- I picked up a DS9 novel written by K.W. Jeter at a library sale. I already had another DS9 book at home, also written by Jeter. I just assumed Jeter had written a lot of DS9 books. As it turns out, these may have been his only two. When I was researching the author (thinking it might just be a pen name, or a house name), I found out that he was a contemporary of Philip K. Dick, an author I’ve appreciated more and more over the years. More than a contemporary: a friend. Dick based a character in Valis on Jeter. Jeter likewise based a character in his Dr. Adder on Dick. Jeter is also credited with coining the term steampunk.
- The actress Bonnie Beecher played Sylvia, the saloon girl who is in love with Mr. Chekov in the TOS episode “Spectre of the Gun.” She had also been Bob Dylan’s girlfriend when both attended the University of Minnesota in 1961, and may have been the inspiration for “Girl from the North Country.” She later married counter-culture icon and MC of Woodstock, Wavy Gravy, and the two were still alive and married the last time I checked.
- Tommy Lee Jones and former Vice President Al Gore were roommates at Harvard. Robin Williams and Christopher Reeve were roommates at Julliard. Holly Hunter and Frances McDormand, both future-Oscar-winners, were roommates at the Yale School of Drama. Tim Daly, of the TV show Wings, and Tyne Daly, of Cagney & Lacey, are brother and sister. X-Files composer Mark Snow is their brother-in-law. Small world.
- Ellen Foley was an actress for one season on Night Court. She played Billie Young, and her character was replaced the next season by Markie Post. I never thought much else about Miss Foley, and I liked Miss Post more on the show, I have to admit. But, Foley was the singer who sang the duet with Meat Loaf on “Paradise by the Dashboard Light,” a fun fact I didn’t know until now. Also, the Clash song “Should I Stay or Should I Go?” was supposedly written about her by Mick Jones. There are more layers to this lady than I gave her credit for.
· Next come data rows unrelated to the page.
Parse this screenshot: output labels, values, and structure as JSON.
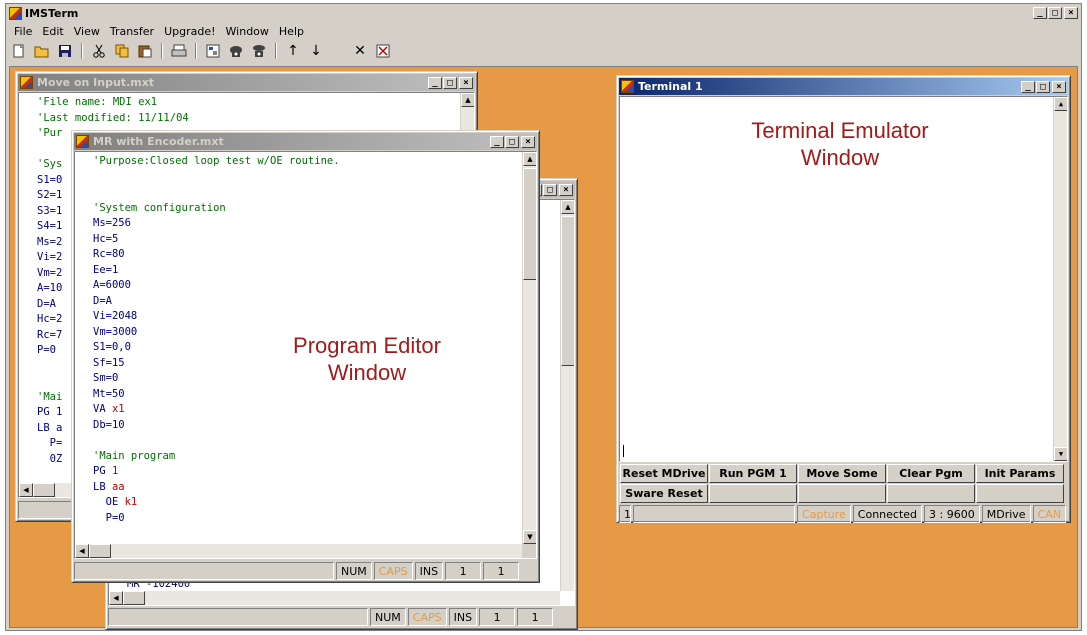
{
  "app": {
    "title": "IMSTerm"
  },
  "menu": [
    "File",
    "Edit",
    "View",
    "Transfer",
    "Upgrade!",
    "Window",
    "Help"
  ],
  "toolbar_icons": [
    "new-file-icon",
    "open-folder-icon",
    "save-icon",
    "cut-icon",
    "copy-icon",
    "paste-icon",
    "print-icon",
    "properties-icon",
    "connect-icon",
    "disconnect-icon",
    "upload-icon",
    "download-icon",
    "close-x-icon",
    "stop-box-icon"
  ],
  "windows": {
    "move_on_input": {
      "title": "Move on Input.mxt",
      "lines": [
        "'File name: MDI ex1",
        "'Last modified: 11/11/04",
        "'Pur",
        "",
        "'Sys",
        "S1=0",
        "S2=1",
        "S3=1",
        "S4=1",
        "Ms=2",
        "Vi=2",
        "Vm=2",
        "A=10",
        "D=A",
        "Hc=2",
        "Rc=7",
        "P=0",
        "",
        "",
        "'Mai",
        "PG 1",
        "LB a",
        "  P=",
        "  0Z"
      ]
    },
    "third_editor": {
      "lines": [
        "MR -102400"
      ],
      "status": {
        "num": "NUM",
        "caps": "CAPS",
        "ins": "INS",
        "line": "1",
        "col": "1"
      }
    },
    "mr_encoder": {
      "title": "MR with Encoder.mxt",
      "lines": [
        {
          "t": "'Purpose:Closed loop test w/OE routine.",
          "c": "com"
        },
        {
          "t": "",
          "c": ""
        },
        {
          "t": "",
          "c": ""
        },
        {
          "t": "'System configuration",
          "c": "com"
        },
        {
          "t": "Ms=256",
          "c": "kw"
        },
        {
          "t": "Hc=5",
          "c": "kw"
        },
        {
          "t": "Rc=80",
          "c": "kw"
        },
        {
          "t": "Ee=1",
          "c": "kw"
        },
        {
          "t": "A=6000",
          "c": "kw"
        },
        {
          "t": "D=A",
          "c": "kw"
        },
        {
          "t": "Vi=2048",
          "c": "kw"
        },
        {
          "t": "Vm=3000",
          "c": "kw"
        },
        {
          "t": "S1=0,0",
          "c": "kw"
        },
        {
          "t": "Sf=15",
          "c": "kw"
        },
        {
          "t": "Sm=0",
          "c": "kw"
        },
        {
          "t": "Mt=50",
          "c": "kw"
        },
        {
          "t": "VA x1",
          "c": "va"
        },
        {
          "t": "Db=10",
          "c": "kw"
        },
        {
          "t": "",
          "c": ""
        },
        {
          "t": "'Main program",
          "c": "com"
        },
        {
          "t": "PG 1",
          "c": "pg"
        },
        {
          "t": "LB aa",
          "c": "lb"
        },
        {
          "t": "  OE k1",
          "c": "oe"
        },
        {
          "t": "  P=0",
          "c": "kw"
        }
      ],
      "status": {
        "num": "NUM",
        "caps": "CAPS",
        "ins": "INS",
        "line": "1",
        "col": "1"
      },
      "overlay_line1": "Program Editor",
      "overlay_line2": "Window"
    },
    "terminal": {
      "title": "Terminal 1",
      "overlay_line1": "Terminal Emulator",
      "overlay_line2": "Window",
      "buttons_row1": [
        "Reset MDrive",
        "Run PGM 1",
        "Move Some",
        "Clear Pgm",
        "Init Params"
      ],
      "buttons_row2": [
        "Sware Reset",
        "",
        "",
        "",
        ""
      ],
      "status": {
        "line": "1",
        "capture": "Capture",
        "connected": "Connected",
        "baud": "3 : 9600",
        "device": "MDrive",
        "can": "CAN"
      }
    }
  }
}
- This occurred to me while reading Batman: No Man’s Land, by Greg Rucka. There’s a brief section that’s supposed to be a letter or e-mail from Barbara Gordon (AKA Batgirl and then AKA Oracle). She recounts, briefly, the origin story of Bruce Wayne-into-Batman by talking about the murder of his parents. She mentions the smell of cordite during the crime. This has become a fictional trope. Cordite was a brand of smokeless powder that replaced black powder. Its last known usage was in 1945. The “smell of cordite” in the air makes sense if Batman was created by a crime that occurred in the 1930s, since Batman first appeared in 1939. I’ll give Rucka a pass on this since Gotham City is entirely fictional. And I like thinking that the death of Thomas and Martha Wayne occurred in the 1930s, when it would have made sense to be seeing a Zorro movie. But, I give no other creators of fiction a pass on this. Personally, I could whistle past this in other fiction as well—even I have been guilty of using it—but the Internet is a haven for nitpickers.
- I thought I was a fan of both the American rock band The Eagles and the British author Douglas Adams, but here’s something I never knew. The theme song for the original BBC television series The Hitchhiker’s Guide to the Galaxy (which I saw on PBS and which led me to the novels), was an Eagles instrumental called “Journey of the Sorcerer.” It was on the Eagles LP One of These Nights, which I never owned. I always liked the theme. But how could I not have known this fact for nearly four decades?
That’ll do for now. My “Things Learned” file continues to grow, almost daily. The next time I hear a few factoids screaming to get out, I’ll post more.